call, discarding the stream afterwards.  (It might be possible for an
application to limit itself to a specific mechanism which is known to use
token framing, but that completely loses the "Generic" part of "GSS-API".)
Since this essentially involves generating byte-array tokens everywhere
and generating single-use streams from them, it makes me wonder what
utility the stream forms of these routines provide.  That is, it seems
they could be removed from the specification, since they only increase the
programmer effort required, when used correctly.  However, I have no
experience writing GSS-API-using software in Java, so perhaps I am missing
something about how and why the stream forms might be preferred in some

Finally, I believe I can say a bit more about keeping the transmission of
error tokens under the application's control even when streams are used.

It seems that the intended workflow in section 7.4.5 of RFC 5653 is that
the initSecContext implementation will generate an output token and place
it into the OutputStream buffer; the application would then explicitly
call flush() on the stream to trigger the token transmission.  The
expectation would be that the stream provides complete buffering for each
token, so that each flush() or GSS call would transmit or consume exactly
one token on the stream.  Given the above commentary about non-framed
tokens, though, I don't see how this could work reliably.  In any case,
even in this model where the GSS implementation places bytes in the stream
to be flush()ed by the application, sections 7.4.5 and 7.4.9 of RFC 5653
are still ambiguous about whether the implementation places bytes in the
stream before throwing an exception.  A given implementation could either
place the token in the stream or not do so, and still be compliant with
what RFC 5653 specifies.

Since we are now discovering the issue, we should take advantage of the
opportunity to resolve the ambiguity, but are obligated to do so in a
backwards-compatible way.  It seems that erring on the side of not sending
error tokens is mroe backwards-compatible than erring on the side of
sending duplicate error tokens (though I have not given a great deal of
thought to it), so that would be my current preference.  That is, I think
Weijun is justified in his position of using an exception for error tokens
in the stream case.

A few other notes from my reading that probably do not affect the actual
specified behavior:

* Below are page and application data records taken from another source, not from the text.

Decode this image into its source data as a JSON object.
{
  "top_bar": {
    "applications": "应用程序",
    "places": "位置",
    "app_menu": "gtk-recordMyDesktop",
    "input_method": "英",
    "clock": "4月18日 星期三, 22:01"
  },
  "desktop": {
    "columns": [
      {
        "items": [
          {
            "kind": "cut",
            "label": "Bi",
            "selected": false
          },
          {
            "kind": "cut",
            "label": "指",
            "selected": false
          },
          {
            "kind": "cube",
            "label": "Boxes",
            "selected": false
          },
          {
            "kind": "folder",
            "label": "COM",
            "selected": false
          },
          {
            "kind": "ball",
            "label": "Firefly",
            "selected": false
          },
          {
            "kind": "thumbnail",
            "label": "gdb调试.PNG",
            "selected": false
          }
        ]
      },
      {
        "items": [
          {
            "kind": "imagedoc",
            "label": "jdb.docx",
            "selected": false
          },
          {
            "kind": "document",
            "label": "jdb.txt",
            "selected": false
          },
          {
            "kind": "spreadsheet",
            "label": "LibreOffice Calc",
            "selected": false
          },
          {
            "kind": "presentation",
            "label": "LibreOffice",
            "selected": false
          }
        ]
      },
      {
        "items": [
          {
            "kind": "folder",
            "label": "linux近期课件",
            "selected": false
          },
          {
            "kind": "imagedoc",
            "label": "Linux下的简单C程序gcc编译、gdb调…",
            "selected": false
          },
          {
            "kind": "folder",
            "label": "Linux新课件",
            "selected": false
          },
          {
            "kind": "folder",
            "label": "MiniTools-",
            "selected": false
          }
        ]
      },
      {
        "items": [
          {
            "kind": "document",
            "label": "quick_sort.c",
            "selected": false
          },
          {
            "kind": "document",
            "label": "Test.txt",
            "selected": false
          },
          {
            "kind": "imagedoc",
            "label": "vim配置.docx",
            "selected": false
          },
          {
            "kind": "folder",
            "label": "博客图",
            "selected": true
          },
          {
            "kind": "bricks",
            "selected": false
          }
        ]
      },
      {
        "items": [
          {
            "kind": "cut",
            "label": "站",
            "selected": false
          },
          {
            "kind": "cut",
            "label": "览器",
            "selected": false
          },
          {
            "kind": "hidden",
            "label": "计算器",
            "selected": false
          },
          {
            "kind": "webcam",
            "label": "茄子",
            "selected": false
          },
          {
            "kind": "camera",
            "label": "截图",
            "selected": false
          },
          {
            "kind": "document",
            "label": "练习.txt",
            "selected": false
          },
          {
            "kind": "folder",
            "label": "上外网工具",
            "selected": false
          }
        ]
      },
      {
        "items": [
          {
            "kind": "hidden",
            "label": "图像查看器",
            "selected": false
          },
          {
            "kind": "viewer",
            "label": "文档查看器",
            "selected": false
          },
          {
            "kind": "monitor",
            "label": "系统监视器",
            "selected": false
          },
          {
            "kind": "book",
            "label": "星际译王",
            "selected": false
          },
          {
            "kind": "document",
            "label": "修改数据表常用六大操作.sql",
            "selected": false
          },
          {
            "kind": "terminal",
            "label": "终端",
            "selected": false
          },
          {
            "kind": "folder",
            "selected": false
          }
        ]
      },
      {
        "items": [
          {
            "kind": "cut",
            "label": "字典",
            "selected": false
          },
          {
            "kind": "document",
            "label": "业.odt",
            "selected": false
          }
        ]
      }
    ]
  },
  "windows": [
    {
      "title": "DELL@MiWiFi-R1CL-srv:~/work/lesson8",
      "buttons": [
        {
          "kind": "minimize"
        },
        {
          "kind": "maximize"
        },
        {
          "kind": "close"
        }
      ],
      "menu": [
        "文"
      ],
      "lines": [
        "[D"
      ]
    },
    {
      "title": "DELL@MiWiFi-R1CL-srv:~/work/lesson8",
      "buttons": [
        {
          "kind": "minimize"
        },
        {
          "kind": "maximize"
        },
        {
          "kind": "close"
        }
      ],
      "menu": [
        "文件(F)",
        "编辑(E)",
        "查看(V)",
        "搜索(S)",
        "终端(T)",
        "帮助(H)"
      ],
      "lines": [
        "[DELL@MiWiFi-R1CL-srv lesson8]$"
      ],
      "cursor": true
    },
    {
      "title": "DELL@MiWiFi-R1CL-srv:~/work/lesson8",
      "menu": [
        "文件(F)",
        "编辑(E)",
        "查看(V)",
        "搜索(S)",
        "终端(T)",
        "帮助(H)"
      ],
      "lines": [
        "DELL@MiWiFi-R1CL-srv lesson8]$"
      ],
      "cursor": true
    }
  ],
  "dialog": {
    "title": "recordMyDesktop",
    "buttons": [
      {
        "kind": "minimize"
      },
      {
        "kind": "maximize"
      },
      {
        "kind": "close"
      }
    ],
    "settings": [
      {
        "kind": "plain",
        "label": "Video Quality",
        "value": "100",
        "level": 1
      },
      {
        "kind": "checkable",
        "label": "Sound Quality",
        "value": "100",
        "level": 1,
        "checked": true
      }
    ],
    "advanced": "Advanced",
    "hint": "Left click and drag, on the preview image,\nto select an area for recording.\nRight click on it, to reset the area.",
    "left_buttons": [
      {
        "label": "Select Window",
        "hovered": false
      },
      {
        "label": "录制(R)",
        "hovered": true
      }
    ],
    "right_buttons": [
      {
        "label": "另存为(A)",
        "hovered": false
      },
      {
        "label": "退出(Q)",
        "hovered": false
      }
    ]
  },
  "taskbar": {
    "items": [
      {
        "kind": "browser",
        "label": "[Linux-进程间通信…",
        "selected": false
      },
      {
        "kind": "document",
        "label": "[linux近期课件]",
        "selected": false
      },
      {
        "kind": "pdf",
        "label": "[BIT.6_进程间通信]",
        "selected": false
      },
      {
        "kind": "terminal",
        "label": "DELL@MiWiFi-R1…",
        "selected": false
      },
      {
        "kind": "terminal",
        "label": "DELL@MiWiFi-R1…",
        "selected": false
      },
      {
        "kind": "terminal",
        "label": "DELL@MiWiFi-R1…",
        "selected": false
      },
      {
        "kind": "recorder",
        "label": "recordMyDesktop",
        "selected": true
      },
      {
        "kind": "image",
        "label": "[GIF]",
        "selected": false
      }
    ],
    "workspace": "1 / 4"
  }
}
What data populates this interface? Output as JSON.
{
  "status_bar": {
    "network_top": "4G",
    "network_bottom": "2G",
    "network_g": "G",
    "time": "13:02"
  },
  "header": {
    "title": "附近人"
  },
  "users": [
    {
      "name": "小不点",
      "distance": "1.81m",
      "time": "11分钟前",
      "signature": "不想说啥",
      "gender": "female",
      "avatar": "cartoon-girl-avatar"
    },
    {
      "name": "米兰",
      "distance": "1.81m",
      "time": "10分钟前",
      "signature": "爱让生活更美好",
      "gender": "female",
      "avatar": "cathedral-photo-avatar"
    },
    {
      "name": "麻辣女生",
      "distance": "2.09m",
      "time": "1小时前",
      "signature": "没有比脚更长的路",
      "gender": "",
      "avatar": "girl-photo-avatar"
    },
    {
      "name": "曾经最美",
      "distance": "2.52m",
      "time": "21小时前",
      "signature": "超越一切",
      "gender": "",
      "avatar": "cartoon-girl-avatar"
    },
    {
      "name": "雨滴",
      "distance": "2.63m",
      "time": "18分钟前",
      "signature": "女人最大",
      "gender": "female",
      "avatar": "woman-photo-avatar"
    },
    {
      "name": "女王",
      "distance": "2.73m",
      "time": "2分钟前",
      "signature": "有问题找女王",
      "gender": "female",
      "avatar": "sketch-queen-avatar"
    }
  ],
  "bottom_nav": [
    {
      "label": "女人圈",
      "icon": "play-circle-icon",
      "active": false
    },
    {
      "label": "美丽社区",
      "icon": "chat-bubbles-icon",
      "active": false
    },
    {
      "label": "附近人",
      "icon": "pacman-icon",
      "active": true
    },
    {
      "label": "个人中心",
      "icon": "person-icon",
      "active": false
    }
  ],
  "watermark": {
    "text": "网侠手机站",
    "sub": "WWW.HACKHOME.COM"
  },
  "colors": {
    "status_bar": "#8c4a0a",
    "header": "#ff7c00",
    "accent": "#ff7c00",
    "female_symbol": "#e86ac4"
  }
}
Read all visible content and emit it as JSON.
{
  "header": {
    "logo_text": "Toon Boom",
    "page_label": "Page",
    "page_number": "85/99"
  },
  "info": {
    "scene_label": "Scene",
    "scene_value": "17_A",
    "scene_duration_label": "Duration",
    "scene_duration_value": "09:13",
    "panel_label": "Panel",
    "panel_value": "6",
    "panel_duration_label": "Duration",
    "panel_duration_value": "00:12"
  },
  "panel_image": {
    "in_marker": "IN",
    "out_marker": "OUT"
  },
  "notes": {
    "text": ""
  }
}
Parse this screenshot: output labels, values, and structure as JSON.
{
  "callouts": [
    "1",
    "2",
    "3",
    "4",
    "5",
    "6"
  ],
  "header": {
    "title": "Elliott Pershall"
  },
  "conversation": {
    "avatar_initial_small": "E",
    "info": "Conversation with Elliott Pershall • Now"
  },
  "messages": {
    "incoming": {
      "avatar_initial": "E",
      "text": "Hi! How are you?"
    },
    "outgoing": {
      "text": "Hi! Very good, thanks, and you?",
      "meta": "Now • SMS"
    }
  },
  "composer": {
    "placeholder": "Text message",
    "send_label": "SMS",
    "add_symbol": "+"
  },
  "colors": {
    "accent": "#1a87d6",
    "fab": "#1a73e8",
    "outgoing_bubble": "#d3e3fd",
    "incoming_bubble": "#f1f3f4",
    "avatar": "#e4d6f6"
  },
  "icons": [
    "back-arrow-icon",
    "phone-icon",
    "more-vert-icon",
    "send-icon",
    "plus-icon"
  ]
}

Comparing the descriptions of the initSecContext flavors in 6.4.3 and
6.4.5, it seems that the byte-array version's description in 6.4.3 started
out as a copy of the stream-based description in 6.4.5 and was not fully
updated for the byte-array case.  That is, it refers to "[t]his is
equivalent to the stream-based method except that the token buffers are
handled as byte arrays instead of using stream objects.", but the stream
version has not been introduced yet, so this is a forward reference that
is not marked as such.  It also has the text that "Typically, the
application would do so by calling the flush() method on an OutputStream
that encapsulates the connection between the two peers.", which does not
seem quite appropriate for a routine dealing in byte arrays.

The phrase "informational purpose" appears in three places in the new
text, but should be "informational purposes" with a trailing 's'.

RFC 5653 had a notice about the use of RFC 2119 keywords that is removed
in the current draft, which seems correct as I do not see any capitalized
RFC 2119 keywords in my reading.  I wonder how that notice slipped into
RFC 5653....

Section 6.8 of the -02 adds "For example, when an initSecContext call
fails due to a fatal error, the mechanism may define an error token [...]"
I wonder if "generate" might be better than "define".

In 6.8.2, I think that the text about the outputToken where "When
provided, the array will be cloned to protect against subsequent
modifications" could be more clear that the GSS implementation will make a
copy of the outputToken which was provided as input to the GSSException
constructor (as opposed to the copy being made at some later time).  In
particular, the word "clone" is a bit unusual to use here.

The unchanged text from RFC 5653 could also benefit from a general
copyediting pass, but I do not think I am prepared to perform one during
the WGLC period.